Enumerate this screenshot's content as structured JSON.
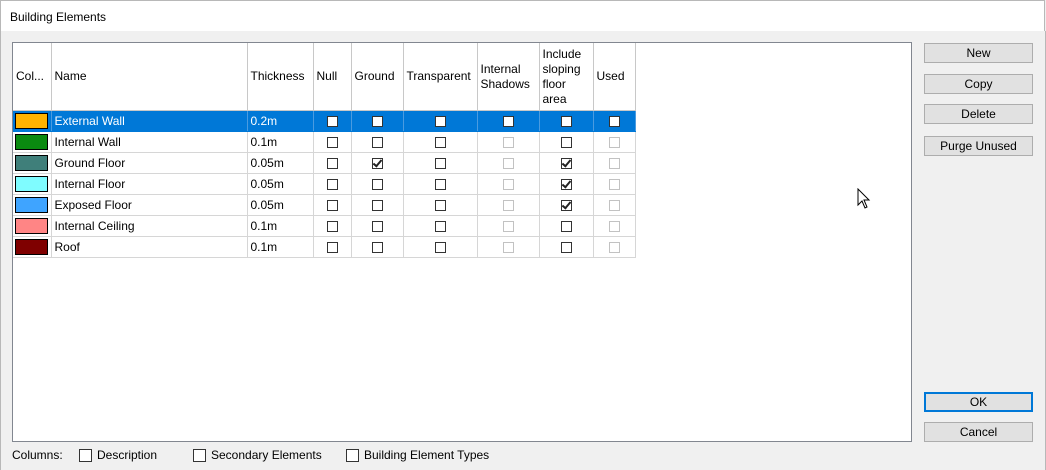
{
  "window": {
    "title": "Building Elements"
  },
  "table": {
    "headers": {
      "color": "Col...",
      "name": "Name",
      "thickness": "Thickness",
      "null": "Null",
      "ground": "Ground",
      "transparent": "Transparent",
      "internal_shadows": "Internal Shadows",
      "include_sloping": "Include sloping floor area",
      "used": "Used"
    },
    "rows": [
      {
        "color": "#ffb300",
        "name": "External Wall",
        "thickness": "0.2m",
        "null": false,
        "ground": false,
        "transparent": false,
        "internal_shadows": false,
        "include_sloping": false,
        "used": false,
        "selected": true
      },
      {
        "color": "#0a8a10",
        "name": "Internal Wall",
        "thickness": "0.1m",
        "null": false,
        "ground": false,
        "transparent": false,
        "internal_shadows": false,
        "include_sloping": false,
        "used": false,
        "selected": false
      },
      {
        "color": "#3f7f7a",
        "name": "Ground Floor",
        "thickness": "0.05m",
        "null": false,
        "ground": true,
        "transparent": false,
        "internal_shadows": false,
        "include_sloping": true,
        "used": false,
        "selected": false
      },
      {
        "color": "#7ffcff",
        "name": "Internal Floor",
        "thickness": "0.05m",
        "null": false,
        "ground": false,
        "transparent": false,
        "internal_shadows": false,
        "include_sloping": true,
        "used": false,
        "selected": false
      },
      {
        "color": "#3fa4ff",
        "name": "Exposed Floor",
        "thickness": "0.05m",
        "null": false,
        "ground": false,
        "transparent": false,
        "internal_shadows": false,
        "include_sloping": true,
        "used": false,
        "selected": false
      },
      {
        "color": "#ff8585",
        "name": "Internal Ceiling",
        "thickness": "0.1m",
        "null": false,
        "ground": false,
        "transparent": false,
        "internal_shadows": false,
        "include_sloping": false,
        "used": false,
        "selected": false
      },
      {
        "color": "#7f0000",
        "name": "Roof",
        "thickness": "0.1m",
        "null": false,
        "ground": false,
        "transparent": false,
        "internal_shadows": false,
        "include_sloping": false,
        "used": false,
        "selected": false
      }
    ]
  },
  "buttons": {
    "new": "New",
    "copy": "Copy",
    "delete": "Delete",
    "purge_unused": "Purge Unused",
    "ok": "OK",
    "cancel": "Cancel"
  },
  "columns_bar": {
    "label": "Columns:",
    "options": [
      {
        "label": "Description",
        "checked": false
      },
      {
        "label": "Secondary Elements",
        "checked": false
      },
      {
        "label": "Building Element Types",
        "checked": false
      }
    ]
  },
  "icons": {
    "cursor": "mouse-pointer-icon"
  }
}
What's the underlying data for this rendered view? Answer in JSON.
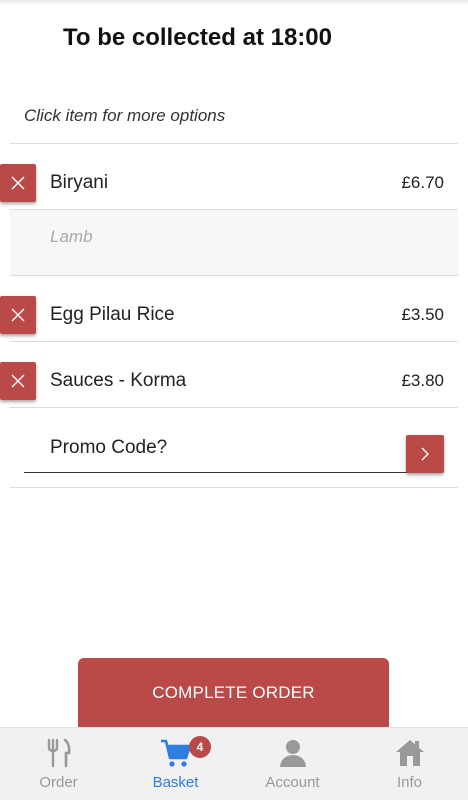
{
  "header": {
    "title": "To be collected at 18:00"
  },
  "hint": "Click item for more options",
  "basket": {
    "items": [
      {
        "name": "Biryani",
        "price": "£6.70",
        "option": "Lamb"
      },
      {
        "name": "Egg Pilau Rice",
        "price": "£3.50"
      },
      {
        "name": "Sauces - Korma",
        "price": "£3.80"
      }
    ]
  },
  "promo": {
    "label": "Promo Code?"
  },
  "actions": {
    "complete_label": "COMPLETE ORDER"
  },
  "tabs": [
    {
      "label": "Order",
      "icon": "cutlery-icon"
    },
    {
      "label": "Basket",
      "icon": "cart-icon",
      "badge": "4",
      "active": true
    },
    {
      "label": "Account",
      "icon": "user-icon"
    },
    {
      "label": "Info",
      "icon": "home-icon"
    }
  ],
  "colors": {
    "accent": "#b94a48",
    "active_tab": "#2f7de1",
    "inactive_tab": "#999999"
  }
}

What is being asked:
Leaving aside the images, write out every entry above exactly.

Output for this task:
Enumerate this screenshot's content as structured JSON.
{
  "window": {
    "title": "Building Elements"
  },
  "table": {
    "headers": {
      "color": "Col...",
      "name": "Name",
      "thickness": "Thickness",
      "null": "Null",
      "ground": "Ground",
      "transparent": "Transparent",
      "internal_shadows": "Internal Shadows",
      "include_sloping": "Include sloping floor area",
      "used": "Used"
    },
    "rows": [
      {
        "color": "#ffb300",
        "name": "External Wall",
        "thickness": "0.2m",
        "null": false,
        "ground": false,
        "transparent": false,
        "internal_shadows": false,
        "include_sloping": false,
        "used": false,
        "selected": true
      },
      {
        "color": "#0a8a10",
        "name": "Internal Wall",
        "thickness": "0.1m",
        "null": false,
        "ground": false,
        "transparent": false,
        "internal_shadows": false,
        "include_sloping": false,
        "used": false,
        "selected": false
      },
      {
        "color": "#3f7f7a",
        "name": "Ground Floor",
        "thickness": "0.05m",
        "null": false,
        "ground": true,
        "transparent": false,
        "internal_shadows": false,
        "include_sloping": true,
        "used": false,
        "selected": false
      },
      {
        "color": "#7ffcff",
        "name": "Internal Floor",
        "thickness": "0.05m",
        "null": false,
        "ground": false,
        "transparent": false,
        "internal_shadows": false,
        "include_sloping": true,
        "used": false,
        "selected": false
      },
      {
        "color": "#3fa4ff",
        "name": "Exposed Floor",
        "thickness": "0.05m",
        "null": false,
        "ground": false,
        "transparent": false,
        "internal_shadows": false,
        "include_sloping": true,
        "used": false,
        "selected": false
      },
      {
        "color": "#ff8585",
        "name": "Internal Ceiling",
        "thickness": "0.1m",
        "null": false,
        "ground": false,
        "transparent": false,
        "internal_shadows": false,
        "include_sloping": false,
        "used": false,
        "selected": false
      },
      {
        "color": "#7f0000",
        "name": "Roof",
        "thickness": "0.1m",
        "null": false,
        "ground": false,
        "transparent": false,
        "internal_shadows": false,
        "include_sloping": false,
        "used": false,
        "selected": false
      }
    ]
  },
  "buttons": {
    "new": "New",
    "copy": "Copy",
    "delete": "Delete",
    "purge_unused": "Purge Unused",
    "ok": "OK",
    "cancel": "Cancel"
  },
  "columns_bar": {
    "label": "Columns:",
    "options": [
      {
        "label": "Description",
        "checked": false
      },
      {
        "label": "Secondary Elements",
        "checked": false
      },
      {
        "label": "Building Element Types",
        "checked": false
      }
    ]
  },
  "icons": {
    "cursor": "mouse-pointer-icon"
  }
}
What's the underlying data for this rendered view? Answer in JSON.
{
  "header": {
    "title": "To be collected at 18:00"
  },
  "hint": "Click item for more options",
  "basket": {
    "items": [
      {
        "name": "Biryani",
        "price": "£6.70",
        "option": "Lamb"
      },
      {
        "name": "Egg Pilau Rice",
        "price": "£3.50"
      },
      {
        "name": "Sauces - Korma",
        "price": "£3.80"
      }
    ]
  },
  "promo": {
    "label": "Promo Code?"
  },
  "actions": {
    "complete_label": "COMPLETE ORDER"
  },
  "tabs": [
    {
      "label": "Order",
      "icon": "cutlery-icon"
    },
    {
      "label": "Basket",
      "icon": "cart-icon",
      "badge": "4",
      "active": true
    },
    {
      "label": "Account",
      "icon": "user-icon"
    },
    {
      "label": "Info",
      "icon": "home-icon"
    }
  ],
  "colors": {
    "accent": "#b94a48",
    "active_tab": "#2f7de1",
    "inactive_tab": "#999999"
  }
}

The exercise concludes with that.